▶ Your goal
Among the entries below, find the lines with the word "main" and return them.
*****
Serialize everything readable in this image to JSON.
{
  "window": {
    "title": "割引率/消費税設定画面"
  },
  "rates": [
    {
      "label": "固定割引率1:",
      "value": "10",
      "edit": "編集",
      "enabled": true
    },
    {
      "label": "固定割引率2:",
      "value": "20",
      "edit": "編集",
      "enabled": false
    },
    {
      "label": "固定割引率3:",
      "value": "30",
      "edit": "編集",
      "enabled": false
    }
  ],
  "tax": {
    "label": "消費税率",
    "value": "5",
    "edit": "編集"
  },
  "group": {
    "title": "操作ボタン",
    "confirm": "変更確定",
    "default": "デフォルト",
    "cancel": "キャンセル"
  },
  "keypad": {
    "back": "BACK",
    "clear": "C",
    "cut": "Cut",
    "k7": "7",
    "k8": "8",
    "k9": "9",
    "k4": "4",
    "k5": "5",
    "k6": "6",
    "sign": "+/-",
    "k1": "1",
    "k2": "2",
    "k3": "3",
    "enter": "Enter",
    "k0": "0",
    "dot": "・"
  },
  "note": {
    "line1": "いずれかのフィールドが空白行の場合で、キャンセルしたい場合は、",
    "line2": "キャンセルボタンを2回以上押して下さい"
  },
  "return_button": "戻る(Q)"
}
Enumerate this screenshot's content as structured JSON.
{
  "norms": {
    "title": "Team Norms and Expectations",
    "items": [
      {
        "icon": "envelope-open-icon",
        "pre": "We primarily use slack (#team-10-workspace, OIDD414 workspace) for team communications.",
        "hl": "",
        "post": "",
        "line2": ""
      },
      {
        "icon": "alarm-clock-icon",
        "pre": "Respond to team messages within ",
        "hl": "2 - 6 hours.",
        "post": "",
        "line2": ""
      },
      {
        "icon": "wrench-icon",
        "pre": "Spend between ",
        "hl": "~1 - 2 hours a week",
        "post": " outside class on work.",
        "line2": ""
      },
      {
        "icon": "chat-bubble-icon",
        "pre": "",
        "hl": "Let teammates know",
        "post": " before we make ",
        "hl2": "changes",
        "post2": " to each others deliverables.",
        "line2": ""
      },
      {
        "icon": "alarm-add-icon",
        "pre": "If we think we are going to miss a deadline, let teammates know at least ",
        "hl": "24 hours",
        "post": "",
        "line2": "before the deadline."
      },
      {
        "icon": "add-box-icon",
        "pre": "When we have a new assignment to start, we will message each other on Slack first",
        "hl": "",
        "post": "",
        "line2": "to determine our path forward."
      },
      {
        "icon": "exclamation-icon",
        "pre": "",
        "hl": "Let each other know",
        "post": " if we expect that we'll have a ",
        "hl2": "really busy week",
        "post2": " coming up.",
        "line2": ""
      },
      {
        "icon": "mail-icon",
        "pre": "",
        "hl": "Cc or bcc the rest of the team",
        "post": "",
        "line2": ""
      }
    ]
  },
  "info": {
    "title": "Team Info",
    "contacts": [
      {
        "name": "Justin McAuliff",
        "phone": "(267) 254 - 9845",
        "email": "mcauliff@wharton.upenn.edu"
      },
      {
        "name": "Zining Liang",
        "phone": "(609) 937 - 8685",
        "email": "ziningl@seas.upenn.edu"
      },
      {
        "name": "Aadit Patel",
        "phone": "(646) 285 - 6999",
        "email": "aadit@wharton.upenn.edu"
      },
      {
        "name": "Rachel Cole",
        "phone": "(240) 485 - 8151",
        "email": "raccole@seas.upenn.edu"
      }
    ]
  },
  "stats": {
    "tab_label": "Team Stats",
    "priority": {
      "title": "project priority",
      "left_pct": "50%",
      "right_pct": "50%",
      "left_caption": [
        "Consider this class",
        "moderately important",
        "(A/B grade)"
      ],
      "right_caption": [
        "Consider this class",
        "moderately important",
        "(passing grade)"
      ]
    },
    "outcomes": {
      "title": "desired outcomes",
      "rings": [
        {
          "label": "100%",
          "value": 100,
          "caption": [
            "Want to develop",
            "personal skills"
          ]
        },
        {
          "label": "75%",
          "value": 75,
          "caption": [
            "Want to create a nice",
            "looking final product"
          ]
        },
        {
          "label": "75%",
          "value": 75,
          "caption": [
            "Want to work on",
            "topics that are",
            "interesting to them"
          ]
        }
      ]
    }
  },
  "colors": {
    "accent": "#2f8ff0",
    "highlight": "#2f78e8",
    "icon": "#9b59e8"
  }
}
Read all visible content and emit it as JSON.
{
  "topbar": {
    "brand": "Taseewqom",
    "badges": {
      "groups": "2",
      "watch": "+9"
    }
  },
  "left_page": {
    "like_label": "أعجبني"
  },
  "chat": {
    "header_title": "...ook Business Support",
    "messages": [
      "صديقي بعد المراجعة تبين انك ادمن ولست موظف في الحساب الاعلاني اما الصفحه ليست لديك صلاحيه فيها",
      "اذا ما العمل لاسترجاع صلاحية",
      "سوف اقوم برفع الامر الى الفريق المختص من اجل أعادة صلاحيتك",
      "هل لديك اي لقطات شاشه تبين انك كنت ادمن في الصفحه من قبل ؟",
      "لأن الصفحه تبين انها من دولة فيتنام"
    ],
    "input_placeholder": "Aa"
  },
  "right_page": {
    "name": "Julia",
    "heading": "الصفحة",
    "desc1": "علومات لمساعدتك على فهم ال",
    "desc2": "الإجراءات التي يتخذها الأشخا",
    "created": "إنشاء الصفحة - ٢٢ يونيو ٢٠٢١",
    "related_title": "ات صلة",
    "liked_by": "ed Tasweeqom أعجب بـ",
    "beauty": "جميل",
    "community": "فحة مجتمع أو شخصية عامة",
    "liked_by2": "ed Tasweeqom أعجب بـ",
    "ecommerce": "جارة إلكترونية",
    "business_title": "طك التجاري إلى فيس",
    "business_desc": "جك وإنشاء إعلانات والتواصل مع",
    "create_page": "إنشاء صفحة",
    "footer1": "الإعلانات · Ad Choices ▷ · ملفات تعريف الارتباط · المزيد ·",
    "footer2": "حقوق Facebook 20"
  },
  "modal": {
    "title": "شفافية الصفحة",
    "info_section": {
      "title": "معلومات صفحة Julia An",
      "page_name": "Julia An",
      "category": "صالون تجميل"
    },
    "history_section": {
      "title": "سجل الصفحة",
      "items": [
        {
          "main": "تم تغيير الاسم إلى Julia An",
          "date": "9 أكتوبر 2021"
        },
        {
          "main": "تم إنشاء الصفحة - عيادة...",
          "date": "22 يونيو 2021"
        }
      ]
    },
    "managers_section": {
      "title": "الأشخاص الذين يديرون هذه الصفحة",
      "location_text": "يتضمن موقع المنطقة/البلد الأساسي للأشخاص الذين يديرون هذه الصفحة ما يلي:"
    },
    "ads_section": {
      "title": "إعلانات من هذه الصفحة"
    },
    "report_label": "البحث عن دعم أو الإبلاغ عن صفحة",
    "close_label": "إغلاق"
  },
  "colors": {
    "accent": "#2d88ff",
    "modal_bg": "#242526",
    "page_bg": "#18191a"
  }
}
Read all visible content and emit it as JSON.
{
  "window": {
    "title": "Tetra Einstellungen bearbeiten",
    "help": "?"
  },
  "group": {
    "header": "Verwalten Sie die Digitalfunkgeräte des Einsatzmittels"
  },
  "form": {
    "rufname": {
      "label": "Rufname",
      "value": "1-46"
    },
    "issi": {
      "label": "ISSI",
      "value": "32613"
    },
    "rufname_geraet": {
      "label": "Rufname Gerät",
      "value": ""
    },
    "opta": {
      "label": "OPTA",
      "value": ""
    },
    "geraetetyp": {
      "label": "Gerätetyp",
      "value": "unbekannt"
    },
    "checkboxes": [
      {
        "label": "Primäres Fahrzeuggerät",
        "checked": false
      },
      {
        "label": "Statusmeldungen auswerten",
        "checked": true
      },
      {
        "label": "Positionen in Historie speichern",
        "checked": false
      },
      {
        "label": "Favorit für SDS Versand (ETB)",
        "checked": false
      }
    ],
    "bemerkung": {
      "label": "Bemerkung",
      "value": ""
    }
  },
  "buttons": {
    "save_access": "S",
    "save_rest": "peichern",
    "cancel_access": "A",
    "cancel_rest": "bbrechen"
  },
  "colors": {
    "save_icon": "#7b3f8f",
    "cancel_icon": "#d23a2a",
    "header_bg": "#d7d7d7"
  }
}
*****
▶ Your response
          "main": "تم تغيير الاسم إلى Julia An",
          "main": "تم إنشاء الصفحة - عيادة...",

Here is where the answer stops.